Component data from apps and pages
*** Begin section ***
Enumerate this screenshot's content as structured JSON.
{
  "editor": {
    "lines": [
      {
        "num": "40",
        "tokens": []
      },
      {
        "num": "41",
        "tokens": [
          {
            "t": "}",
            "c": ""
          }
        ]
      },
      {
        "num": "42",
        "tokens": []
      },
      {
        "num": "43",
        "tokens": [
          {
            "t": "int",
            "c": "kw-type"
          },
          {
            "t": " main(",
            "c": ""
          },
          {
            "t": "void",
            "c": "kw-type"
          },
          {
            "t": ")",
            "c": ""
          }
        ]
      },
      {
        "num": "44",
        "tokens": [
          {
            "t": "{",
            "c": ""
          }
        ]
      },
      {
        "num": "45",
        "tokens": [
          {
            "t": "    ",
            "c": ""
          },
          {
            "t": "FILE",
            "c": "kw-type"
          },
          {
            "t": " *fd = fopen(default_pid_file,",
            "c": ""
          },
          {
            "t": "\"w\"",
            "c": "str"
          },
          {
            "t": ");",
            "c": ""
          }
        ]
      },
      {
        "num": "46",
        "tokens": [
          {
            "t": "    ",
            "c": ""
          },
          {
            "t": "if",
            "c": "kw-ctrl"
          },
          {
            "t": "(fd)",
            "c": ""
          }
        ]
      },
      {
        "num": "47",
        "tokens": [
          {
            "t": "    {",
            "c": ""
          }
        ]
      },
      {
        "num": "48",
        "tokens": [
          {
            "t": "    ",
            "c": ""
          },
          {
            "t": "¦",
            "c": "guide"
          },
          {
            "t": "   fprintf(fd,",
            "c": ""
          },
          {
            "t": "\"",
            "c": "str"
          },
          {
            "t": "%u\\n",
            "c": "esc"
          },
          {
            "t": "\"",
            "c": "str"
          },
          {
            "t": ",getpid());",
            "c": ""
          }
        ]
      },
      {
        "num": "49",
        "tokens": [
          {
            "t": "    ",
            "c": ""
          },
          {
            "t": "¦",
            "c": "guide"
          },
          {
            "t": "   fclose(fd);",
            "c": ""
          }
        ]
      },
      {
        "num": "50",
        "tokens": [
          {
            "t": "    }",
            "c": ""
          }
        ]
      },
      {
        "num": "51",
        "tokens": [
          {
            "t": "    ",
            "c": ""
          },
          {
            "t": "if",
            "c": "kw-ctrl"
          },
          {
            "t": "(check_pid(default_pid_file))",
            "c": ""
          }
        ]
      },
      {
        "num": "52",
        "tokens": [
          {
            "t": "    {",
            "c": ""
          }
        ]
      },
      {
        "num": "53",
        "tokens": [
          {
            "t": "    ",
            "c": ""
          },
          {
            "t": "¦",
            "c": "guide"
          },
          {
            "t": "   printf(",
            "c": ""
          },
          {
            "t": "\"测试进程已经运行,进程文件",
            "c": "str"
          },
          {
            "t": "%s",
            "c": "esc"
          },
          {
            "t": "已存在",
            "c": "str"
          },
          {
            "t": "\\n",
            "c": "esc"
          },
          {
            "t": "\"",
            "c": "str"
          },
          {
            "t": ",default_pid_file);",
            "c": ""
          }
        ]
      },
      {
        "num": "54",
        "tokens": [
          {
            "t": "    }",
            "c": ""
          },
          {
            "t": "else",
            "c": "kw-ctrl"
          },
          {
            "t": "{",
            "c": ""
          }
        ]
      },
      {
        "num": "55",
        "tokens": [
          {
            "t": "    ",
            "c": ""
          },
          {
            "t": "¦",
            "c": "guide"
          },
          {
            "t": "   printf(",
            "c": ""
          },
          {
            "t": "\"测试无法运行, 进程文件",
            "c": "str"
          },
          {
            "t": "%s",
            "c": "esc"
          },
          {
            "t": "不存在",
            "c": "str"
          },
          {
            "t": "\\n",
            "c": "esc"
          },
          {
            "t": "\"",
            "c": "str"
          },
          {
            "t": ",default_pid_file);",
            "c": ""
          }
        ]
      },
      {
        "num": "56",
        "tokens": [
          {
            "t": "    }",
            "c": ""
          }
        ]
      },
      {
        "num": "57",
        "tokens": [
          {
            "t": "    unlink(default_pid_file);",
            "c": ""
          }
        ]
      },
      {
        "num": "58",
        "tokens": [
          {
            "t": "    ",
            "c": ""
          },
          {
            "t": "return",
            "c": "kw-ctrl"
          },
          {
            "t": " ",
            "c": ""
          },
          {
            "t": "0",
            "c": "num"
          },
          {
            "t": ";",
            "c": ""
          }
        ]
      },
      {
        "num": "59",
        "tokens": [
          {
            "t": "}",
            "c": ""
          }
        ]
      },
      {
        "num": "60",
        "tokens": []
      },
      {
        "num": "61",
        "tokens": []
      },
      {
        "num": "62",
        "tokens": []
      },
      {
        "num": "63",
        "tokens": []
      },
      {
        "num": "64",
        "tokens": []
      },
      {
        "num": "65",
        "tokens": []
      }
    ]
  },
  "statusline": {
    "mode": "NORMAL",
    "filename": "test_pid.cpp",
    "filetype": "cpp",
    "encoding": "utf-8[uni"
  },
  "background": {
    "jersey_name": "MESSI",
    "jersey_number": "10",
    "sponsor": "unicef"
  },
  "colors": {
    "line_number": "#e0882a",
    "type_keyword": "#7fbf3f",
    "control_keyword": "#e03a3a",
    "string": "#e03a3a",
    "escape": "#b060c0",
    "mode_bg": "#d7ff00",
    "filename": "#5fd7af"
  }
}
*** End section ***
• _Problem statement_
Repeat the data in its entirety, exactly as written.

• _Solution_
Enumerate this screenshot's content as structured JSON.
{
  "editor": {
    "lines": [
      {
        "num": "40",
        "tokens": []
      },
      {
        "num": "41",
        "tokens": [
          {
            "t": "}",
            "c": ""
          }
        ]
      },
      {
        "num": "42",
        "tokens": []
      },
      {
        "num": "43",
        "tokens": [
          {
            "t": "int",
            "c": "kw-type"
          },
          {
            "t": " main(",
            "c": ""
          },
          {
            "t": "void",
            "c": "kw-type"
          },
          {
            "t": ")",
            "c": ""
          }
        ]
      },
      {
        "num": "44",
        "tokens": [
          {
            "t": "{",
            "c": ""
          }
        ]
      },
      {
        "num": "45",
        "tokens": [
          {
            "t": "    ",
            "c": ""
          },
          {
            "t": "FILE",
            "c": "kw-type"
          },
          {
            "t": " *fd = fopen(default_pid_file,",
            "c": ""
          },
          {
            "t": "\"w\"",
            "c": "str"
          },
          {
            "t": ");",
            "c": ""
          }
        ]
      },
      {
        "num": "46",
        "tokens": [
          {
            "t": "    ",
            "c": ""
          },
          {
            "t": "if",
            "c": "kw-ctrl"
          },
          {
            "t": "(fd)",
            "c": ""
          }
        ]
      },
      {
        "num": "47",
        "tokens": [
          {
            "t": "    {",
            "c": ""
          }
        ]
      },
      {
        "num": "48",
        "tokens": [
          {
            "t": "    ",
            "c": ""
          },
          {
            "t": "¦",
            "c": "guide"
          },
          {
            "t": "   fprintf(fd,",
            "c": ""
          },
          {
            "t": "\"",
            "c": "str"
          },
          {
            "t": "%u\\n",
            "c": "esc"
          },
          {
            "t": "\"",
            "c": "str"
          },
          {
            "t": ",getpid());",
            "c": ""
          }
        ]
      },
      {
        "num": "49",
        "tokens": [
          {
            "t": "    ",
            "c": ""
          },
          {
            "t": "¦",
            "c": "guide"
          },
          {
            "t": "   fclose(fd);",
            "c": ""
          }
        ]
      },
      {
        "num": "50",
        "tokens": [
          {
            "t": "    }",
            "c": ""
          }
        ]
      },
      {
        "num": "51",
        "tokens": [
          {
            "t": "    ",
            "c": ""
          },
          {
            "t": "if",
            "c": "kw-ctrl"
          },
          {
            "t": "(check_pid(default_pid_file))",
            "c": ""
          }
        ]
      },
      {
        "num": "52",
        "tokens": [
          {
            "t": "    {",
            "c": ""
          }
        ]
      },
      {
        "num": "53",
        "tokens": [
          {
            "t": "    ",
            "c": ""
          },
          {
            "t": "¦",
            "c": "guide"
          },
          {
            "t": "   printf(",
            "c": ""
          },
          {
            "t": "\"测试进程已经运行,进程文件",
            "c": "str"
          },
          {
            "t": "%s",
            "c": "esc"
          },
          {
            "t": "已存在",
            "c": "str"
          },
          {
            "t": "\\n",
            "c": "esc"
          },
          {
            "t": "\"",
            "c": "str"
          },
          {
            "t": ",default_pid_file);",
            "c": ""
          }
        ]
      },
      {
        "num": "54",
        "tokens": [
          {
            "t": "    }",
            "c": ""
          },
          {
            "t": "else",
            "c": "kw-ctrl"
          },
          {
            "t": "{",
            "c": ""
          }
        ]
      },
      {
        "num": "55",
        "tokens": [
          {
            "t": "    ",
            "c": ""
          },
          {
            "t": "¦",
            "c": "guide"
          },
          {
            "t": "   printf(",
            "c": ""
          },
          {
            "t": "\"测试无法运行, 进程文件",
            "c": "str"
          },
          {
            "t": "%s",
            "c": "esc"
          },
          {
            "t": "不存在",
            "c": "str"
          },
          {
            "t": "\\n",
            "c": "esc"
          },
          {
            "t": "\"",
            "c": "str"
          },
          {
            "t": ",default_pid_file);",
            "c": ""
          }
        ]
      },
      {
        "num": "56",
        "tokens": [
          {
            "t": "    }",
            "c": ""
          }
        ]
      },
      {
        "num": "57",
        "tokens": [
          {
            "t": "    unlink(default_pid_file);",
            "c": ""
          }
        ]
      },
      {
        "num": "58",
        "tokens": [
          {
            "t": "    ",
            "c": ""
          },
          {
            "t": "return",
            "c": "kw-ctrl"
          },
          {
            "t": " ",
            "c": ""
          },
          {
            "t": "0",
            "c": "num"
          },
          {
            "t": ";",
            "c": ""
          }
        ]
      },
      {
        "num": "59",
        "tokens": [
          {
            "t": "}",
            "c": ""
          }
        ]
      },
      {
        "num": "60",
        "tokens": []
      },
      {
        "num": "61",
        "tokens": []
      },
      {
        "num": "62",
        "tokens": []
      },
      {
        "num": "63",
        "tokens": []
      },
      {
        "num": "64",
        "tokens": []
      },
      {
        "num": "65",
        "tokens": []
      }
    ]
  },
  "statusline": {
    "mode": "NORMAL",
    "filename": "test_pid.cpp",
    "filetype": "cpp",
    "encoding": "utf-8[uni"
  },
  "background": {
    "jersey_name": "MESSI",
    "jersey_number": "10",
    "sponsor": "unicef"
  },
  "colors": {
    "line_number": "#e0882a",
    "type_keyword": "#7fbf3f",
    "control_keyword": "#e03a3a",
    "string": "#e03a3a",
    "escape": "#b060c0",
    "mode_bg": "#d7ff00",
    "filename": "#5fd7af"
  }
}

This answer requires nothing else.